[Stored records]

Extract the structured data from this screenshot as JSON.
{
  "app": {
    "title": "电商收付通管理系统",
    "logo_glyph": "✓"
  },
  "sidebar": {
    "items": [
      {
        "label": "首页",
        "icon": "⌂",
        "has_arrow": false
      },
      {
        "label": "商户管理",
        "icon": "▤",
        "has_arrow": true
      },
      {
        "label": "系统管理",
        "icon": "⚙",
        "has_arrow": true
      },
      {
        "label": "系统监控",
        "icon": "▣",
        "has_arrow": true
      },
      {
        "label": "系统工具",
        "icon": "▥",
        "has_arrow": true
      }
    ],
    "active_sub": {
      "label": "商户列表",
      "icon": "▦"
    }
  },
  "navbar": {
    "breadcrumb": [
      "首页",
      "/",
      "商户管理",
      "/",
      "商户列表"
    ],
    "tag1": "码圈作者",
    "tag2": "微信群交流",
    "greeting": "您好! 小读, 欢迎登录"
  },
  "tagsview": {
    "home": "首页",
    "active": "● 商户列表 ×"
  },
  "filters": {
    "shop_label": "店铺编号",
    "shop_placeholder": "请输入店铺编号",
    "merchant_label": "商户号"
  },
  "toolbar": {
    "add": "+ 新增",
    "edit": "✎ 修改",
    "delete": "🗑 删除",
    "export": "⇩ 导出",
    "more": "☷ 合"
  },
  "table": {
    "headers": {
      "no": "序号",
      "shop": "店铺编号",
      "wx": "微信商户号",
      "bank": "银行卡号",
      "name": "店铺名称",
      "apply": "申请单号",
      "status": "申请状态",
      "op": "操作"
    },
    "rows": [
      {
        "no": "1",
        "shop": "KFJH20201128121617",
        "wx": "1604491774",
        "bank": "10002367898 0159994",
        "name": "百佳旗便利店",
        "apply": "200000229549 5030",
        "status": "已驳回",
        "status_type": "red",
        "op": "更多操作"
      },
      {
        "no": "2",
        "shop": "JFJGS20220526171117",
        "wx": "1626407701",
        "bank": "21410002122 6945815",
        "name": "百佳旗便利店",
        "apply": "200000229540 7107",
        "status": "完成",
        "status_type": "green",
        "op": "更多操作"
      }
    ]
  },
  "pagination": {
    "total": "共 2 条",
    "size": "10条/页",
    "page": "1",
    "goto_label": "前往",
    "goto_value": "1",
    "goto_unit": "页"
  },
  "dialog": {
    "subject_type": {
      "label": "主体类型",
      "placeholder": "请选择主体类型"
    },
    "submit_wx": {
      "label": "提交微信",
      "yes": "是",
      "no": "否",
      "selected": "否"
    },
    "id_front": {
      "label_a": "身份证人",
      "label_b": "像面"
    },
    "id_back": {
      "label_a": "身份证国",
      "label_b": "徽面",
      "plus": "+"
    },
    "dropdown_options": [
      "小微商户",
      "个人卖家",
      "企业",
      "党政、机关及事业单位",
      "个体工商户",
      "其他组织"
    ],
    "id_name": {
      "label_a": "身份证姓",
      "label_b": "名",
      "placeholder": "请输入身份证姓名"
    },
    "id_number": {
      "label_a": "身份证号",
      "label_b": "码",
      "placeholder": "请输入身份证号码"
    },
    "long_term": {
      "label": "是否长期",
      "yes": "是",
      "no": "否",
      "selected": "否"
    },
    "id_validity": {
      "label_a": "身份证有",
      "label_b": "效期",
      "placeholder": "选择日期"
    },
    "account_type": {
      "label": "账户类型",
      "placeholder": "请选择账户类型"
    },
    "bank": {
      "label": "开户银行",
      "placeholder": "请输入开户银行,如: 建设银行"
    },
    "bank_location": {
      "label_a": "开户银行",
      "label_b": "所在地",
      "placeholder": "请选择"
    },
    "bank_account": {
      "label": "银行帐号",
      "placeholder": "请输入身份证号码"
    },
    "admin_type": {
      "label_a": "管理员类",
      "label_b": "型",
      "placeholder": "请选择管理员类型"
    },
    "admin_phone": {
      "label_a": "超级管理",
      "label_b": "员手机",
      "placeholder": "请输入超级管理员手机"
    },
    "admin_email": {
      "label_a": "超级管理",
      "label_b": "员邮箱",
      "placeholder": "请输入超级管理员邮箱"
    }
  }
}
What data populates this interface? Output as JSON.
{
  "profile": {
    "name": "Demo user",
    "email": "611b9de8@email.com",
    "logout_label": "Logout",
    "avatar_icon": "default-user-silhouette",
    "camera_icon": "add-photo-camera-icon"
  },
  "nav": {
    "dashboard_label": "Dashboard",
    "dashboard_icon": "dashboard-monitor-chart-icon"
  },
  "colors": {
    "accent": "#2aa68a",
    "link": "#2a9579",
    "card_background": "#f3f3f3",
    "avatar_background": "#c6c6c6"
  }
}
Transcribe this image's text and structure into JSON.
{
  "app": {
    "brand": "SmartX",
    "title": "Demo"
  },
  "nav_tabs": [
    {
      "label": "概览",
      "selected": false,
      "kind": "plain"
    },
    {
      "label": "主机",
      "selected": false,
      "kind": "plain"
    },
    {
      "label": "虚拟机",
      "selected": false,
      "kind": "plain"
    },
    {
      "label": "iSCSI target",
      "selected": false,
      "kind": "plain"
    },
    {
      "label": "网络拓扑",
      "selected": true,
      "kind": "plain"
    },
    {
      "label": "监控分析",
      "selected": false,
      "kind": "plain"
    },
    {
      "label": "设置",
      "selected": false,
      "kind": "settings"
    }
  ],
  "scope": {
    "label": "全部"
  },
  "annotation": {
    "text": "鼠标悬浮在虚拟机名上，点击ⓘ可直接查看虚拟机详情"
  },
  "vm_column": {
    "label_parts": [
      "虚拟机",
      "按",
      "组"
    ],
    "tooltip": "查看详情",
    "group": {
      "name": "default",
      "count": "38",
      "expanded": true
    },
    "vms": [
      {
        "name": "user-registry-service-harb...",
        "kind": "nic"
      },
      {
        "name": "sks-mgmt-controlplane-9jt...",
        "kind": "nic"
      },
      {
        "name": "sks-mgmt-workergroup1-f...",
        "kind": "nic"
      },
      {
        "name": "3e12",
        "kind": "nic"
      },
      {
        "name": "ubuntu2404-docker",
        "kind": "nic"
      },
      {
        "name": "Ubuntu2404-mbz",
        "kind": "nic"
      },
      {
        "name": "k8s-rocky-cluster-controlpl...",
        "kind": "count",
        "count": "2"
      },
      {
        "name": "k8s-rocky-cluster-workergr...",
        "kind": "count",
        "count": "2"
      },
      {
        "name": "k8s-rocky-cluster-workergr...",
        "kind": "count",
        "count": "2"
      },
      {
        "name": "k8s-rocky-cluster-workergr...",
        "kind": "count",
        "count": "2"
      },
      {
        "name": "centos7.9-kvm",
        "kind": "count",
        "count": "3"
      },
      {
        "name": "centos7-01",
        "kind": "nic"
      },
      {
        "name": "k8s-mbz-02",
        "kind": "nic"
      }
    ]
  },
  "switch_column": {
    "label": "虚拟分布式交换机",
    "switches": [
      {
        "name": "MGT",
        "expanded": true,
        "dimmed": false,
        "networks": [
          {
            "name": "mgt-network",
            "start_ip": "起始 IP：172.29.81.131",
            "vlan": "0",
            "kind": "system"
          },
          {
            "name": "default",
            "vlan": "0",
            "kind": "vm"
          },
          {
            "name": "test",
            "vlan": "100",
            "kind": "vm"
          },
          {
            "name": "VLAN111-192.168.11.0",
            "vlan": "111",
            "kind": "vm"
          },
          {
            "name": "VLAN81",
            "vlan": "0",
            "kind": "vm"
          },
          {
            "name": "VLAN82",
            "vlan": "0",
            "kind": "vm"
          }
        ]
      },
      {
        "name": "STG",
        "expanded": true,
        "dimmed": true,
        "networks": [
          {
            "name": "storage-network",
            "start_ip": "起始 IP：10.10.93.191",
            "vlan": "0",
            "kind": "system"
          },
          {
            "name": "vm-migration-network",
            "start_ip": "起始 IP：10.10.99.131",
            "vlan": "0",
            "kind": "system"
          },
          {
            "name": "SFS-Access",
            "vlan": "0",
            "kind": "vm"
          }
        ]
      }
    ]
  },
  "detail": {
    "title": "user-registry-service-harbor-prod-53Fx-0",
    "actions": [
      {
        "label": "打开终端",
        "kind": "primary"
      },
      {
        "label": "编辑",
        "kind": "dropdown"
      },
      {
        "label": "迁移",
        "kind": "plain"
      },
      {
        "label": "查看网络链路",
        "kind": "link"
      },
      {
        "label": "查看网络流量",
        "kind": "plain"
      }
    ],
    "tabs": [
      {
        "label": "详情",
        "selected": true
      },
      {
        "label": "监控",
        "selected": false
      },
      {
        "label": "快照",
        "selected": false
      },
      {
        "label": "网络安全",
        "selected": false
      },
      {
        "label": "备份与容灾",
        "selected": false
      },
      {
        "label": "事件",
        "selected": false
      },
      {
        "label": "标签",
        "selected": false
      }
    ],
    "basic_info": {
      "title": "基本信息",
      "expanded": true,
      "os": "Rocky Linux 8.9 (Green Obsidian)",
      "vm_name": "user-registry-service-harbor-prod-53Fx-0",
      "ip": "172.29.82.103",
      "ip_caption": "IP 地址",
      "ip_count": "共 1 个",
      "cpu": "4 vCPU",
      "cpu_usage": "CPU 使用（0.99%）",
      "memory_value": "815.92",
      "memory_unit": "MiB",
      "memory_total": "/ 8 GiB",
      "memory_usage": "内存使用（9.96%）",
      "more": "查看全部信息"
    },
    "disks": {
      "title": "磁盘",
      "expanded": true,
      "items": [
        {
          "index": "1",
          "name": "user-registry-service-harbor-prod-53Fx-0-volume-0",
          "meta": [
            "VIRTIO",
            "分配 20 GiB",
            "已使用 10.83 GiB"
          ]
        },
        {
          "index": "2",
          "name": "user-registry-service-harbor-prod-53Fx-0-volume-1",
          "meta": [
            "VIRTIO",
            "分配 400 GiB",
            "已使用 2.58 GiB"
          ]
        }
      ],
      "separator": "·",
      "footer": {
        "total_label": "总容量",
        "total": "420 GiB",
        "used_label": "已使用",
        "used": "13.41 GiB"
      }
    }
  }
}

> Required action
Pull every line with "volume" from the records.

> Result of the exercise
          "name": "user-registry-service-harbor-prod-53Fx-0-volume-0",
          "name": "user-registry-service-harbor-prod-53Fx-0-volume-1",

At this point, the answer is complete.